WASHINGTON - United States Trade Representative Robert B. Zoellick announced that the United States today is filing a World Trade Organization (WTO) case against the European Union regarding EU customs laws and regulations.
At issue is the fact that many important aspects of customs administration in the EU are handled differently by different member State customs authorities, resulting in inconsistencies from State to State. Although the EU is a customs union, there is no single EU customs administration. Lack of uniformity, coupled with lack of procedures for prompt EU-wide review, can hinder U.S. exports, particularly for small to mid-size businesses.
"We will continue to work with the EU to try to resolve our concerns over their customs administration," Zoellick said. "Today our exporters face a common market with non-common customs practices. We hope that the consultations we have requested today will help address some of the problems faced by U.S. exporters, and in the process strengthen the integration of the EU. We look forward to working with the new EU Commission on these issues, which we recognize cross various jurisdictional and bureaucratic boundaries. We hope there is an opportunity to combine uniformity throughout the EU with Europe’s effort to integrate its ten new members."
WTO rules require WTO Members to administer their customs laws in a uniform, impartial and reasonable manner. They also require Members to provide tribunals for prompt review and correction of administrative action relating to customs matters. The United States considers that the EU fails to meet either of these requirements.
Variations in the way that goods are treated by the different EU member States can cause problems that burden all traders. These problems are compounded by an inability to obtain prompt EU-wide review of national administrative decisions. An importer or other interested party has to wend its way through national administrative and/or judicial appeals before obtaining an authoritative determination from an EU-level tribunal.
The first step in a WTO dispute is to request consultations. If the consultations do not resolve the dispute, the countries that requested consultations may seek the formation of a dispute settlement panel. Dispute settlement procedures, including appeal, typically take about 18 months.
The lack of uniform customs administration by the EU affects U.S. producers, farmers, and exporters in a number of important ways. For example, goods may be classified differently and thus be subject to different tariffs depending on the EU member State through which they are imported. Similarly, a U.S. exporter may be able to obtain binding guidance in one member State on how its goods will be valued for tariff calculation purposes. But the exporter may not be able to rely on that guidance in another member State; indeed in some member States the exporter may not be able to obtain binding valuation guidance at all.
These problems fall particularly hard on small and mid-size businesses, which often lack the resources to work their way through member State and EU bureaucracies in order to reconcile inconsistencies in classification or valuation in different States.
There are three reasons for requesting WTO consultations now. First, the EU has just recently expanded from 15 member States to 25 member States. The trade barrier inherent in lack of uniform customs administration expanded when the new member States joined in May. As an indicator of the level of trade potentially affected by this barrier, it should be noted that U.S. goods exports to the EU-25 totaled $155.2 billion in 2003. By pressing this issue now, we hope to address this problem early in the EU’s process of dealing with the challenges of enlargement.
Second, enhancing trade facilitation is a key part of the Doha Development Agenda.

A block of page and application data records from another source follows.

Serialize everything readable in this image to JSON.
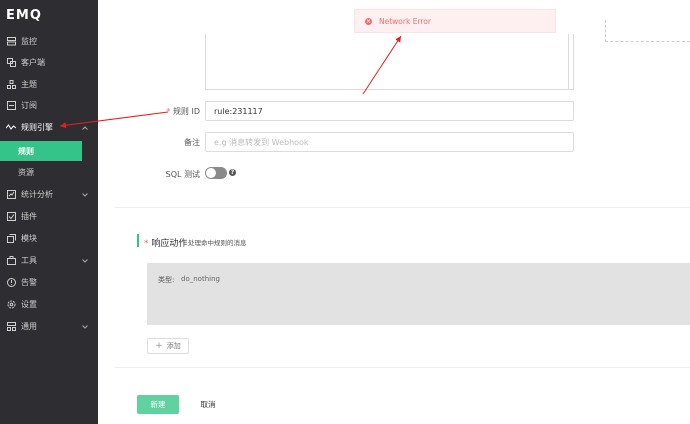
{
  "app": {
    "logo": "EMQ"
  },
  "sidebar": {
    "items": [
      {
        "label": "监控",
        "icon": "monitor-icon"
      },
      {
        "label": "客户端",
        "icon": "clients-icon"
      },
      {
        "label": "主题",
        "icon": "topics-icon"
      },
      {
        "label": "订阅",
        "icon": "subscriptions-icon"
      },
      {
        "label": "规则引擎",
        "icon": "rule-engine-icon",
        "expanded": true
      },
      {
        "label": "统计分析",
        "icon": "analysis-icon"
      },
      {
        "label": "插件",
        "icon": "plugins-icon"
      },
      {
        "label": "模块",
        "icon": "modules-icon"
      },
      {
        "label": "工具",
        "icon": "tools-icon"
      },
      {
        "label": "告警",
        "icon": "alarm-icon"
      },
      {
        "label": "设置",
        "icon": "settings-icon"
      },
      {
        "label": "通用",
        "icon": "general-icon"
      }
    ],
    "sub_items": [
      {
        "label": "规则",
        "active": true
      },
      {
        "label": "资源",
        "active": false
      }
    ]
  },
  "form": {
    "rule_id_label": "规则 ID",
    "rule_id_required_mark": "*",
    "rule_id_value": "rule:231117",
    "remark_label": "备注",
    "remark_placeholder": "e.g 消息转发到 Webhook",
    "sql_test_label": "SQL 测试",
    "sql_test_enabled": false,
    "help_glyph": "?"
  },
  "actions_section": {
    "required_mark": "*",
    "title": "响应动作",
    "subtitle": "处理命中规则的消息",
    "action_type_label": "类型:",
    "action_type_value": "do_nothing",
    "add_button": "添加"
  },
  "footer": {
    "create_button": "新建",
    "cancel_button": "取消"
  },
  "toast": {
    "message": "Network Error",
    "type": "error"
  },
  "colors": {
    "sidebar_bg": "#2e2e32",
    "accent": "#34c388",
    "error": "#f56c6c",
    "annotation_arrow": "#e02020"
  }
}
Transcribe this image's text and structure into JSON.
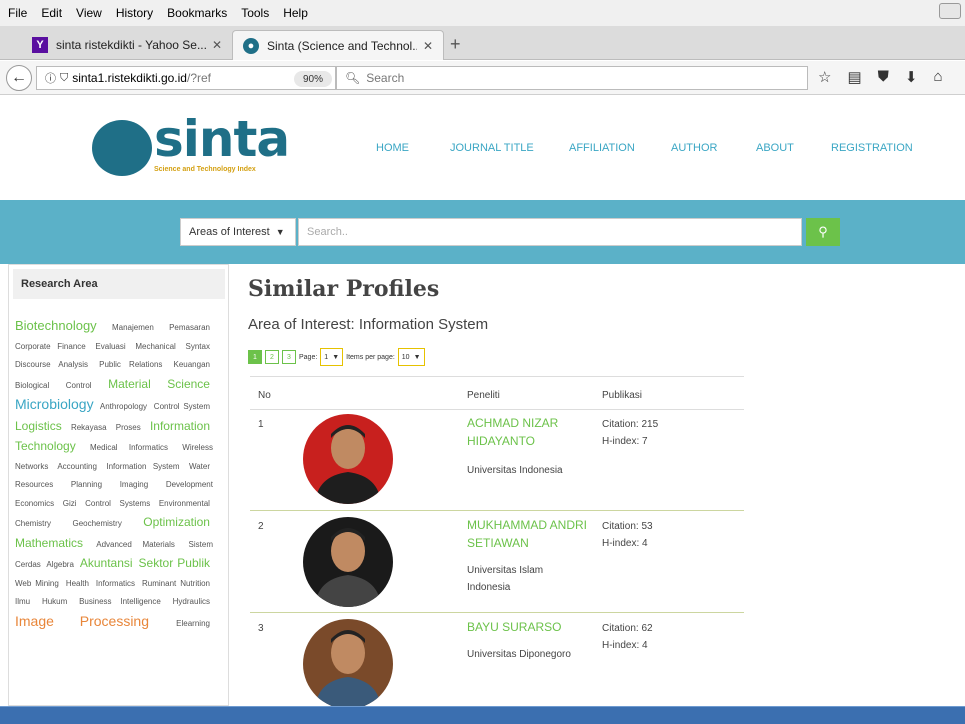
{
  "menubar": {
    "items": [
      "File",
      "Edit",
      "View",
      "History",
      "Bookmarks",
      "Tools",
      "Help"
    ]
  },
  "tabs": [
    {
      "title": "sinta ristekdikti - Yahoo Se...",
      "icon": "yahoo-icon",
      "active": false
    },
    {
      "title": "Sinta (Science and Technol...",
      "icon": "sinta-favicon",
      "active": true
    }
  ],
  "navbar": {
    "url_host": "sinta1.ristekdikti.go.id",
    "url_path": "/?ref",
    "zoom": "90%",
    "search_placeholder": "Search"
  },
  "site": {
    "logo_text": "sinta",
    "logo_tagline": "Science and Technology Index",
    "nav": [
      "HOME",
      "JOURNAL TITLE",
      "AFFILIATION",
      "AUTHOR",
      "ABOUT",
      "REGISTRATION"
    ],
    "area_select": "Areas of Interest",
    "search_placeholder": "Search..",
    "accent_color": "#6cc24a",
    "brand_color": "#1f6f87",
    "band_color": "#5bb1c8"
  },
  "sidebar": {
    "title": "Research Area",
    "tags": [
      {
        "t": "Biotechnology",
        "s": "lg"
      },
      {
        "t": "Manajemen",
        "s": ""
      },
      {
        "t": "Pemasaran",
        "s": ""
      },
      {
        "t": "Corporate Finance",
        "s": ""
      },
      {
        "t": "Evaluasi",
        "s": ""
      },
      {
        "t": "Mechanical",
        "s": ""
      },
      {
        "t": "Syntax",
        "s": ""
      },
      {
        "t": "Discourse Analysis",
        "s": ""
      },
      {
        "t": "Public Relations",
        "s": ""
      },
      {
        "t": "Keuangan",
        "s": ""
      },
      {
        "t": "Biological",
        "s": ""
      },
      {
        "t": "Control",
        "s": ""
      },
      {
        "t": "Material",
        "s": "md"
      },
      {
        "t": "Science",
        "s": "md"
      },
      {
        "t": "Microbiology",
        "s": "xl"
      },
      {
        "t": "Anthropology",
        "s": ""
      },
      {
        "t": "Control System",
        "s": ""
      },
      {
        "t": "Logistics",
        "s": "md"
      },
      {
        "t": "Rekayasa",
        "s": ""
      },
      {
        "t": "Proses",
        "s": ""
      },
      {
        "t": "Information",
        "s": "md"
      },
      {
        "t": "Technology",
        "s": "md"
      },
      {
        "t": "Medical Informatics",
        "s": ""
      },
      {
        "t": "Wireless Networks",
        "s": ""
      },
      {
        "t": "Accounting",
        "s": ""
      },
      {
        "t": "Information System",
        "s": ""
      },
      {
        "t": "Water",
        "s": ""
      },
      {
        "t": "Resources",
        "s": ""
      },
      {
        "t": "Planning",
        "s": ""
      },
      {
        "t": "Imaging",
        "s": ""
      },
      {
        "t": "Development Economics",
        "s": ""
      },
      {
        "t": "Gizi",
        "s": ""
      },
      {
        "t": "Control",
        "s": ""
      },
      {
        "t": "Systems",
        "s": ""
      },
      {
        "t": "Environmental",
        "s": ""
      },
      {
        "t": "Chemistry",
        "s": ""
      },
      {
        "t": "Geochemistry",
        "s": ""
      },
      {
        "t": "Optimization",
        "s": "md"
      },
      {
        "t": "Mathematics",
        "s": "md"
      },
      {
        "t": "Advanced Materials",
        "s": ""
      },
      {
        "t": "Sistem Cerdas",
        "s": ""
      },
      {
        "t": "Algebra",
        "s": ""
      },
      {
        "t": "Akuntansi",
        "s": "md"
      },
      {
        "t": "Sektor Publik",
        "s": "md"
      },
      {
        "t": "Web Mining",
        "s": ""
      },
      {
        "t": "Health",
        "s": ""
      },
      {
        "t": "Informatics",
        "s": ""
      },
      {
        "t": "Ruminant Nutrition",
        "s": ""
      },
      {
        "t": "Ilmu",
        "s": ""
      },
      {
        "t": "Hukum",
        "s": ""
      },
      {
        "t": "Business Intelligence",
        "s": ""
      },
      {
        "t": "Hydraulics",
        "s": ""
      },
      {
        "t": "Image Processing",
        "s": "or"
      },
      {
        "t": "Elearning",
        "s": ""
      }
    ]
  },
  "main": {
    "title": "Similar Profiles",
    "area_label": "Area of Interest: Information System",
    "pages": [
      "1",
      "2",
      "3"
    ],
    "page_label": "Page:",
    "page_value": "1",
    "items_label": "Items per page:",
    "items_value": "10",
    "columns": [
      "No",
      "Peneliti",
      "Publikasi"
    ],
    "rows": [
      {
        "no": "1",
        "name": "ACHMAD NIZAR HIDAYANTO",
        "affiliation": "Universitas Indonesia",
        "citation": "Citation: 215",
        "hindex": "H-index: 7",
        "bg": "#c8201e",
        "shirt": "#1e1e1e"
      },
      {
        "no": "2",
        "name": "MUKHAMMAD ANDRI SETIAWAN",
        "affiliation": "Universitas Islam Indonesia",
        "citation": "Citation: 53",
        "hindex": "H-index: 4",
        "bg": "#1a1a1a",
        "shirt": "#444444"
      },
      {
        "no": "3",
        "name": "BAYU SURARSO",
        "affiliation": "Universitas Diponegoro",
        "citation": "Citation: 62",
        "hindex": "H-index: 4",
        "bg": "#7a4a2a",
        "shirt": "#3a5a7a"
      }
    ]
  }
}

The United States expects that pressing a major player in world trade to administer its customs laws and regulations in a uniform manner will help to advance that part of the agenda.

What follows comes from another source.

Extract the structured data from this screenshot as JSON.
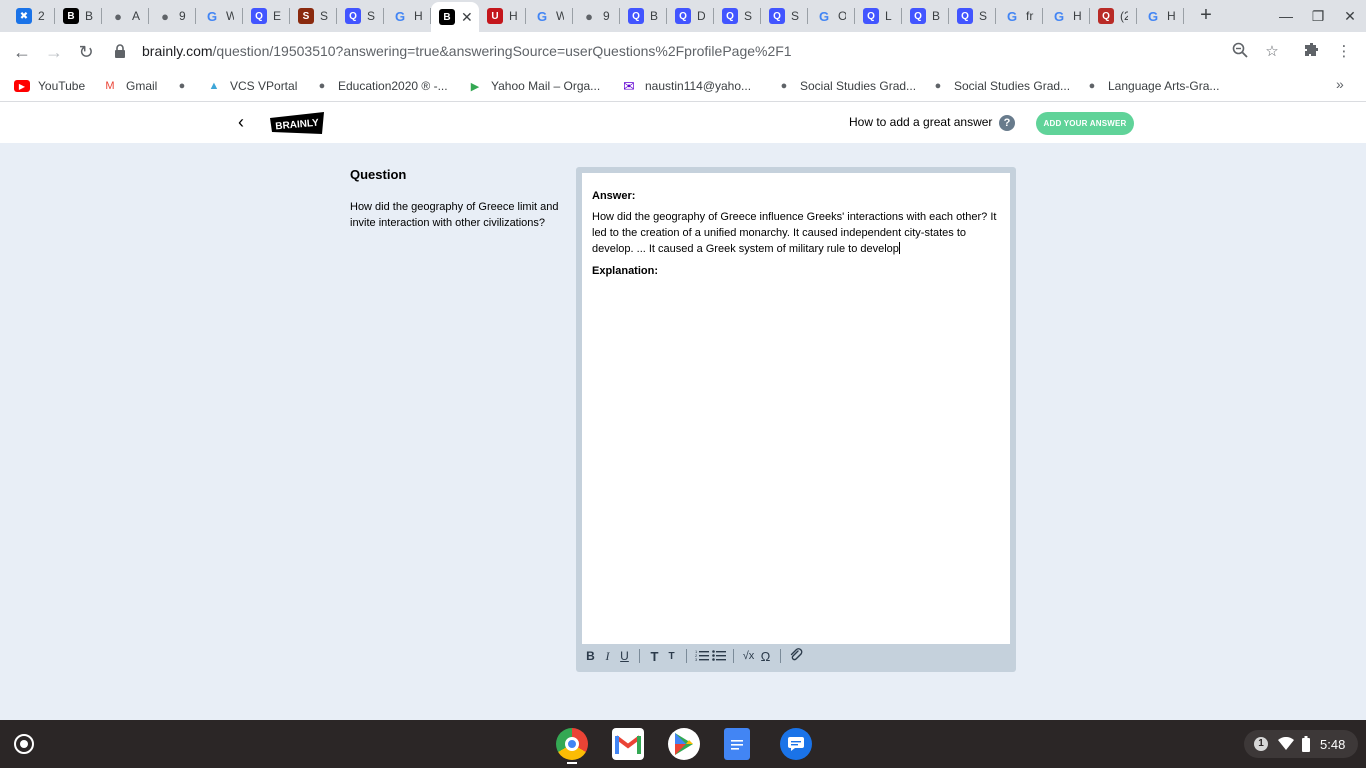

Third, over the past months we have tried to work with the Commission to address the concerns of U.S. exporters. Although Commissioner Lamy and his staff have tried to help with individual problems, it has become clear that the allocation of authorities within the EU and even the Commission has precluded achieving the necessary systemic solutions.